▶ **WHAT IS REQUIRED**
Please set down each line of the data again, unchanged.

*** SUPPLIED DATA Section Begins ***

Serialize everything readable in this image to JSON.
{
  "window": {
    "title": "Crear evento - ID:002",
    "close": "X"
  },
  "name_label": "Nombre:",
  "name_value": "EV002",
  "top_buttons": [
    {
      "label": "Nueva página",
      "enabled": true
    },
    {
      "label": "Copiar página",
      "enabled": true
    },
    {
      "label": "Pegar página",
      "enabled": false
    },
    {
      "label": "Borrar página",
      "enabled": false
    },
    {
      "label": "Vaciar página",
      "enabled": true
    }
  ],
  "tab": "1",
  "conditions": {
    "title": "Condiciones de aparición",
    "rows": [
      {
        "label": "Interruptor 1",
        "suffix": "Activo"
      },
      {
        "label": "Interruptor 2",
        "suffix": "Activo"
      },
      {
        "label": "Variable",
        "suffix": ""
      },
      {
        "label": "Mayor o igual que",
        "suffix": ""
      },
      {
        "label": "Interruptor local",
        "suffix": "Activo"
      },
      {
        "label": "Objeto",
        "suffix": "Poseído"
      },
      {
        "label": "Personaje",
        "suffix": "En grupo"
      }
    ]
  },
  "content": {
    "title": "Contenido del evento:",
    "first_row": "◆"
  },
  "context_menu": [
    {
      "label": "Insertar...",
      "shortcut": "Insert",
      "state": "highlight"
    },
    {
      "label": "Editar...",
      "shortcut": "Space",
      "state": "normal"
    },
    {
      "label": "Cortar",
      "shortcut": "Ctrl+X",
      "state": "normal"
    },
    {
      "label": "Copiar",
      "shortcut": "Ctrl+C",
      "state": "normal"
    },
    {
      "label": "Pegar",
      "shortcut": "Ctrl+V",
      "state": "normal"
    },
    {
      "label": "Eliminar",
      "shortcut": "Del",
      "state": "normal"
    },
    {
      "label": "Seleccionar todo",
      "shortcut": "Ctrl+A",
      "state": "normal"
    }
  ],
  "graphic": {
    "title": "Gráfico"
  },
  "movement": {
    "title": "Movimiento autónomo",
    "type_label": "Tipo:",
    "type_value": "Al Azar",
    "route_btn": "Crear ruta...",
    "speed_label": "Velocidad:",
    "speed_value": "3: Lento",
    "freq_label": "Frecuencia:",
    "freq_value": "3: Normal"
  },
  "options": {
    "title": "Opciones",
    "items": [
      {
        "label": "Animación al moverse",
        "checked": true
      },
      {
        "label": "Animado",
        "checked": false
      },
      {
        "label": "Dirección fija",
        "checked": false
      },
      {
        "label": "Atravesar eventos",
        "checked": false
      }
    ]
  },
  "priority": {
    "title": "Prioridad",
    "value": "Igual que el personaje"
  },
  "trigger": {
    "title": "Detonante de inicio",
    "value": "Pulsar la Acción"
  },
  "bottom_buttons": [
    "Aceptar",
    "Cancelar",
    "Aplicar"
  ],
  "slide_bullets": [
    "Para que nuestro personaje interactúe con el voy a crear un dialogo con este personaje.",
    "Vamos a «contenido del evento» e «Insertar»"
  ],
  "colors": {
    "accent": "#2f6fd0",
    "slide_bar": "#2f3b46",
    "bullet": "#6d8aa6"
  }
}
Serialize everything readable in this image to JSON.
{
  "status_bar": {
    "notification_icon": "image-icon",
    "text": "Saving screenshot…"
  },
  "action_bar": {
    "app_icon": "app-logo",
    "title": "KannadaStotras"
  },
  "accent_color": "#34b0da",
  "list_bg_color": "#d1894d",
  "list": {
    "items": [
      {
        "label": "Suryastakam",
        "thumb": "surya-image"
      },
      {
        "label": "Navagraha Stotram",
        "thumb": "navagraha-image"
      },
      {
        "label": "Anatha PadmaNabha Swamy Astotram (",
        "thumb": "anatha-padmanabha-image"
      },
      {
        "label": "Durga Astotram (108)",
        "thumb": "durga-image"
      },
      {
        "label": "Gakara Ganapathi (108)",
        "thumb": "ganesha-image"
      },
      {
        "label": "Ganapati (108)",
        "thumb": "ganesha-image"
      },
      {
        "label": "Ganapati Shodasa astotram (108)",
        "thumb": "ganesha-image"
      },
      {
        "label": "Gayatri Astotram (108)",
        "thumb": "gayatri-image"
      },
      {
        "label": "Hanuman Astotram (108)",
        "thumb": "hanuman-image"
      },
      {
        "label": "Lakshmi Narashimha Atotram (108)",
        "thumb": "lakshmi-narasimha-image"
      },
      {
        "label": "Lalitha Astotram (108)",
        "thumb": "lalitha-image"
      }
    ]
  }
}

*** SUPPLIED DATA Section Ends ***

▶ **ANSWER TO THIS PROBLEM**
Serialize everything readable in this image to JSON.
{
  "window": {
    "title": "Crear evento - ID:002",
    "close": "X"
  },
  "name_label": "Nombre:",
  "name_value": "EV002",
  "top_buttons": [
    {
      "label": "Nueva página",
      "enabled": true
    },
    {
      "label": "Copiar página",
      "enabled": true
    },
    {
      "label": "Pegar página",
      "enabled": false
    },
    {
      "label": "Borrar página",
      "enabled": false
    },
    {
      "label": "Vaciar página",
      "enabled": true
    }
  ],
  "tab": "1",
  "conditions": {
    "title": "Condiciones de aparición",
    "rows": [
      {
        "label": "Interruptor 1",
        "suffix": "Activo"
      },
      {
        "label": "Interruptor 2",
        "suffix": "Activo"
      },
      {
        "label": "Variable",
        "suffix": ""
      },
      {
        "label": "Mayor o igual que",
        "suffix": ""
      },
      {
        "label": "Interruptor local",
        "suffix": "Activo"
      },
      {
        "label": "Objeto",
        "suffix": "Poseído"
      },
      {
        "label": "Personaje",
        "suffix": "En grupo"
      }
    ]
  },
  "content": {
    "title": "Contenido del evento:",
    "first_row": "◆"
  },
  "context_menu": [
    {
      "label": "Insertar...",
      "shortcut": "Insert",
      "state": "highlight"
    },
    {
      "label": "Editar...",
      "shortcut": "Space",
      "state": "normal"
    },
    {
      "label": "Cortar",
      "shortcut": "Ctrl+X",
      "state": "normal"
    },
    {
      "label": "Copiar",
      "shortcut": "Ctrl+C",
      "state": "normal"
    },
    {
      "label": "Pegar",
      "shortcut": "Ctrl+V",
      "state": "normal"
    },
    {
      "label": "Eliminar",
      "shortcut": "Del",
      "state": "normal"
    },
    {
      "label": "Seleccionar todo",
      "shortcut": "Ctrl+A",
      "state": "normal"
    }
  ],
  "graphic": {
    "title": "Gráfico"
  },
  "movement": {
    "title": "Movimiento autónomo",
    "type_label": "Tipo:",
    "type_value": "Al Azar",
    "route_btn": "Crear ruta...",
    "speed_label": "Velocidad:",
    "speed_value": "3: Lento",
    "freq_label": "Frecuencia:",
    "freq_value": "3: Normal"
  },
  "options": {
    "title": "Opciones",
    "items": [
      {
        "label": "Animación al moverse",
        "checked": true
      },
      {
        "label": "Animado",
        "checked": false
      },
      {
        "label": "Dirección fija",
        "checked": false
      },
      {
        "label": "Atravesar eventos",
        "checked": false
      }
    ]
  },
  "priority": {
    "title": "Prioridad",
    "value": "Igual que el personaje"
  },
  "trigger": {
    "title": "Detonante de inicio",
    "value": "Pulsar la Acción"
  },
  "bottom_buttons": [
    "Aceptar",
    "Cancelar",
    "Aplicar"
  ],
  "slide_bullets": [
    "Para que nuestro personaje interactúe con el voy a crear un dialogo con este personaje.",
    "Vamos a «contenido del evento» e «Insertar»"
  ],
  "colors": {
    "accent": "#2f6fd0",
    "slide_bar": "#2f3b46",
    "bullet": "#6d8aa6"
  }
}
Serialize everything readable in this image to JSON.
{
  "status_bar": {
    "notification_icon": "image-icon",
    "text": "Saving screenshot…"
  },
  "action_bar": {
    "app_icon": "app-logo",
    "title": "KannadaStotras"
  },
  "accent_color": "#34b0da",
  "list_bg_color": "#d1894d",
  "list": {
    "items": [
      {
        "label": "Suryastakam",
        "thumb": "surya-image"
      },
      {
        "label": "Navagraha Stotram",
        "thumb": "navagraha-image"
      },
      {
        "label": "Anatha PadmaNabha Swamy Astotram (",
        "thumb": "anatha-padmanabha-image"
      },
      {
        "label": "Durga Astotram (108)",
        "thumb": "durga-image"
      },
      {
        "label": "Gakara Ganapathi (108)",
        "thumb": "ganesha-image"
      },
      {
        "label": "Ganapati (108)",
        "thumb": "ganesha-image"
      },
      {
        "label": "Ganapati Shodasa astotram (108)",
        "thumb": "ganesha-image"
      },
      {
        "label": "Gayatri Astotram (108)",
        "thumb": "gayatri-image"
      },
      {
        "label": "Hanuman Astotram (108)",
        "thumb": "hanuman-image"
      },
      {
        "label": "Lakshmi Narashimha Atotram (108)",
        "thumb": "lakshmi-narasimha-image"
      },
      {
        "label": "Lalitha Astotram (108)",
        "thumb": "lalitha-image"
      }
    ]
  }
}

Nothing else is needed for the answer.